- Dart in and out of traffic
- Be over-excited or intoxicated
- Be skimpily dressed
- Include large groups of children
- Be carrying several items, such as beach towels and toys
Other drivers who:
- exceed the low speed limit
- run red lights and stop signs
- weave in and out of traffic
- play loud music
- call out from their vehicles
- Other road users who are riding motorcycles, mopeds, bicycles and skateboards
- Narrow roadways, closed roads, and detours
- Noise and bright lights from nearby hotels, restaurants, bars and amusement parksDrivers who are faced with this bewildering array of lights, sound and movement must continually refocus their attention on their driving. This is particularly important for inexperienced drivers whose control of the vehicle may be somewhat tenuous; a crash could occur very quickly. The following tips will help:
Minimize distractions inside the vehicle:
- Turn the stereo off
- Ask passengers to quiet down
- Don’t eat, drink or smoke
- Turn your cell phone off
- Ask a passenger to act as a navigator instead of looking at the map or directions yourself
- Drive at or below the posted speed limit
- Maintain an adequate following distance
- Use your turn signal
- Keep driving normally and turn around in a safe place if you miss your turn
Scan the road ahead and your mirrors for trouble:
- Watch the road ahead while taking quick glances further ahead and in your mirrors
- Don’t let yourself be distracted from scanning – while you’re staring at one thing, another hazard could develop outside of your range of vision
Ask yourself “What if…?”
- What if that pedestrian steps into the street?
- What if that bicyclist falls?
- What if that traffic light changes suddenly?
- What if that weaving driver is drunk?
Avoid careless, reckless, aggressive drivers and drivers who may be intoxicated:
- Keep a safe distance from these vehicles

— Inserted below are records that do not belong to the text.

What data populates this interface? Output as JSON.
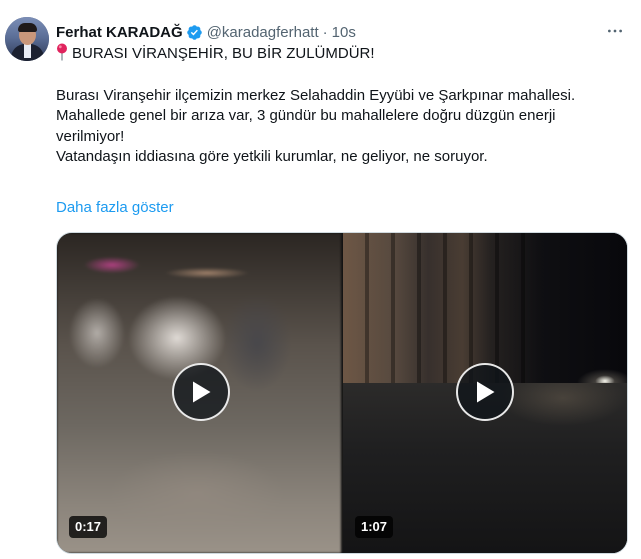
{
  "tweet": {
    "author_name": "Ferhat KARADAĞ",
    "handle": "@karadagferhatt",
    "separator": "·",
    "time": "10s",
    "headline": "BURASI VİRANŞEHİR, BU BİR ZULÜMDÜR!",
    "paragraph_1": "Burası Viranşehir ilçemizin merkez  Selahaddin Eyyübi ve Şarkpınar mahallesi.",
    "paragraph_2": "Mahallede genel bir arıza var, 3 gündür bu mahallelere doğru düzgün enerji verilmiyor!",
    "paragraph_3": "Vatandaşın iddiasına göre yetkili kurumlar, ne geliyor, ne soruyor.",
    "show_more": "Daha fazla göster"
  },
  "media": {
    "videos": [
      {
        "duration": "0:17"
      },
      {
        "duration": "1:07"
      }
    ]
  },
  "icons": {
    "verified": "verified-badge-icon",
    "more": "more-options-icon",
    "pin": "round-pushpin-icon",
    "play": "play-icon"
  },
  "colors": {
    "link": "#1d9bf0",
    "secondary_text": "#536471",
    "verified": "#1d9bf0",
    "pin": "#e0245e"
  }
}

- Avoid challenging these drivers with your vehicle, eye contact, or gestures
Remember, driving safely helps ensure a safe, relaxing spring break!